Since Bhutan has an abundant variety of wood, woodcarving is seen in many forms. Carved wooden masks of various shapes and sizes are used in religious dances, decorations are found engraved on houses, Dzongs, palaces, temples and monasteries. Wood carving was introduced in CTAS in the 2002-2003 academic years.
Bamboo Craft by Bhutanese
Bamboo Craft made with cane and bamboo is known as thazo. It is made in many rural communities in many regions of Bhutan. Few special items of this art form are the belo and the bangchung, popularly known as the Bhutanese “Tupperware” basket made in various sizes. Baskets of varying sizes are used in the homes and for travel on horseback, and as flasks for local drink called the Arra. People in central Bhutan often spend the quieter winter months-after harvest is over in making bamboo crafts for daily use. Bamboo baskets and cane containers (Bangchus) are used in every home as plates and containers. Traditional cane hats are popular while tea strainers, winnowing baskets, and bamboo mats are utilities. Bhutan’s cane craftwork is colored in natural dye like turmeric and lac.
Bhutan Travel Guides for weather and climate

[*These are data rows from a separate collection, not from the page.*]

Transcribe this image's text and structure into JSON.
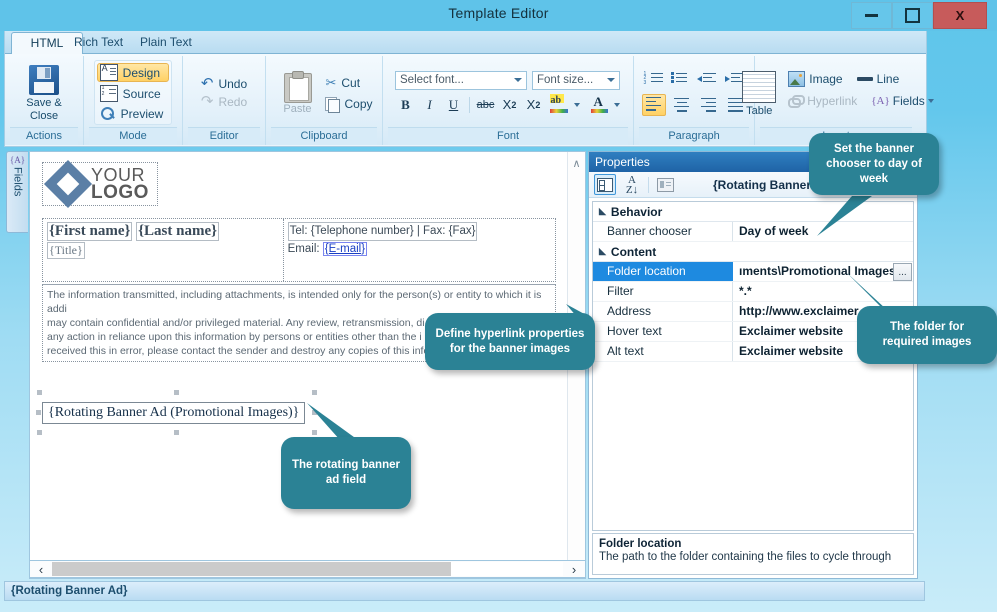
{
  "window": {
    "title": "Template Editor",
    "minimize_label": "minimize",
    "maximize_label": "maximize",
    "close_label": "X"
  },
  "ribbon": {
    "tabs": [
      {
        "label": "HTML",
        "active": true
      },
      {
        "label": "Rich Text",
        "active": false
      },
      {
        "label": "Plain Text",
        "active": false
      }
    ],
    "groups": {
      "actions": {
        "label": "Actions",
        "save_close": "Save &\nClose",
        "save_close_line1": "Save &",
        "save_close_line2": "Close"
      },
      "mode": {
        "label": "Mode",
        "items": [
          {
            "label": "Design",
            "selected": true
          },
          {
            "label": "Source",
            "selected": false
          },
          {
            "label": "Preview",
            "selected": false
          }
        ]
      },
      "editor": {
        "label": "Editor",
        "undo": "Undo",
        "redo": "Redo"
      },
      "clipboard": {
        "label": "Clipboard",
        "paste": "Paste",
        "cut": "Cut",
        "copy": "Copy"
      },
      "font": {
        "label": "Font",
        "font_select_value": "Select font...",
        "font_size_value": "Font size...",
        "bold": "B",
        "italic": "I",
        "underline": "U",
        "strikethrough": "abc",
        "subscript": "X2",
        "superscript": "X2",
        "highlight": "ab",
        "font_color": "A"
      },
      "paragraph": {
        "label": "Paragraph",
        "numbered_list": "numbered-list",
        "bulleted_list": "bulleted-list",
        "decrease_indent": "decrease-indent",
        "increase_indent": "increase-indent",
        "align_left": "align-left",
        "align_center": "align-center",
        "align_right": "align-right",
        "align_justify": "align-justify"
      },
      "insert": {
        "label": "Insert",
        "table": "Table",
        "image": "Image",
        "line": "Line",
        "hyperlink": "Hyperlink",
        "fields": "Fields"
      }
    }
  },
  "sidebar": {
    "fields_tab_label": "Fields",
    "fields_tab_icon": "{A}"
  },
  "editor_document": {
    "logo_line1": "YOUR",
    "logo_line2": "LOGO",
    "first_name": "{First name}",
    "last_name": "{Last name}",
    "title_field": "{Title}",
    "telephone_line": "Tel: {Telephone number} | Fax: {Fax}",
    "email_prefix": "Email: ",
    "email_field": "{E-mail}",
    "disclaimer_line1": "The information transmitted, including attachments, is intended only for the person(s) or entity to which it is addi",
    "disclaimer_line2": "may contain confidential and/or privileged material.  Any review, retransmission, di",
    "disclaimer_line3": "any action in reliance upon this information by persons or entities other than the i",
    "disclaimer_line4": "received this in error, please contact the sender and destroy any copies of this info",
    "banner_field": "{Rotating Banner Ad (Promotional Images)}"
  },
  "scrollbars": {
    "up_arrow": "∧",
    "down_arrow": "∨",
    "left_arrow": "‹",
    "right_arrow": "›"
  },
  "statusbar": {
    "text": "{Rotating Banner Ad}"
  },
  "properties": {
    "panel_title": "Properties",
    "toolbar": {
      "categorized_icon": "categorized-view-icon",
      "alphabetical_icon": "alphabetical-sort-icon",
      "pages_icon": "property-pages-icon",
      "selected_object": "{Rotating Banner Ad}"
    },
    "rows": [
      {
        "type": "category",
        "name": "Behavior"
      },
      {
        "type": "property",
        "name": "Banner chooser",
        "value": "Day of week",
        "selected": false
      },
      {
        "type": "category",
        "name": "Content"
      },
      {
        "type": "property",
        "name": "Folder location",
        "value": "ıments\\Promotional Images",
        "selected": true,
        "has_browse": true,
        "browse_label": "..."
      },
      {
        "type": "property",
        "name": "Filter",
        "value": "*.*",
        "selected": false
      },
      {
        "type": "property",
        "name": "Address",
        "value": "http://www.exclaimer.co.u",
        "selected": false
      },
      {
        "type": "property",
        "name": "Hover text",
        "value": "Exclaimer website",
        "selected": false
      },
      {
        "type": "property",
        "name": "Alt text",
        "value": "Exclaimer website",
        "selected": false
      }
    ],
    "help": {
      "title": "Folder location",
      "description": "The path to the folder containing the files to cycle through"
    }
  },
  "callouts": [
    {
      "id": "banner-chooser-callout",
      "text": "Set the banner chooser to day of week"
    },
    {
      "id": "folder-callout",
      "text": "The folder for required images"
    },
    {
      "id": "hyperlink-callout",
      "text": "Define hyperlink properties for the banner images"
    },
    {
      "id": "rotating-field-callout",
      "text": "The rotating banner ad field"
    }
  ],
  "colors": {
    "titlebar": "#5fc3e9",
    "callout": "#2b8295",
    "selection": "#1e8ae0",
    "props_header": "#2f7fc0",
    "close_button": "#c75b5b"
  }
}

The southern part of Bhutan is tropical, and in general, the east of Bhutan is warmer than the west of the country. The central valley of Punakha, Wangduephodrang, Mongar, Trashigang and Lhuntse enjoy a semi tropical climate with very cool winters, while Thimphu, Trongsa and Bumthang have a much harsher climate, with heavy monsoon rains in the summer and heavy snow fall in winter.
Winter in Bhutan starts from mid-November till mid-March, and at this time of the year the climate is dry with day time temperature of 16-18° C and night time temperature falling below zero. The monsoon usually arrives in mid-June, with the rain falling mainly in the afternoons and evenings. Autumn starts from September to November.Check daily weather
Travel Distance & time between various places in Bhutan
Bhutan Travel Guide also give you the information on distance between each places and mode of transport within Bhutan.
However, motor roads are well maintained and link all parts of the country. The mountainous terrain and winding roads restrict the average driving speed of vehicle to less than 35 kilometers per hour.
|From||To||Distance [in Km]||Driving Time [approx]|
|Thimphu||Wangdue Phodrang||70||3 Hrs.|
|Punakha||Wangdue Phodrang||17||40 Mins.|
|Wangdue Phodrang||Trongsa||129||5 Hrs.|
|Trashigang||Chorten Kora||52||2 Hrs.|
|Trashigang||Samdrup Jongkhar||180||7 Hrs.|
|Samdrup Jongkhar||Guwahati (India)||110||3 Hrs.|
|Samdrup Jongkhar||Phuentsholing||380||10 Hrs.|
Road Map of Bhutan
Bhutan Tour Packages
Bhutan has multiple packages to offer starting from Trekking, Hiking, Cultural Tours, Spiritual Journeys, and Wedding package.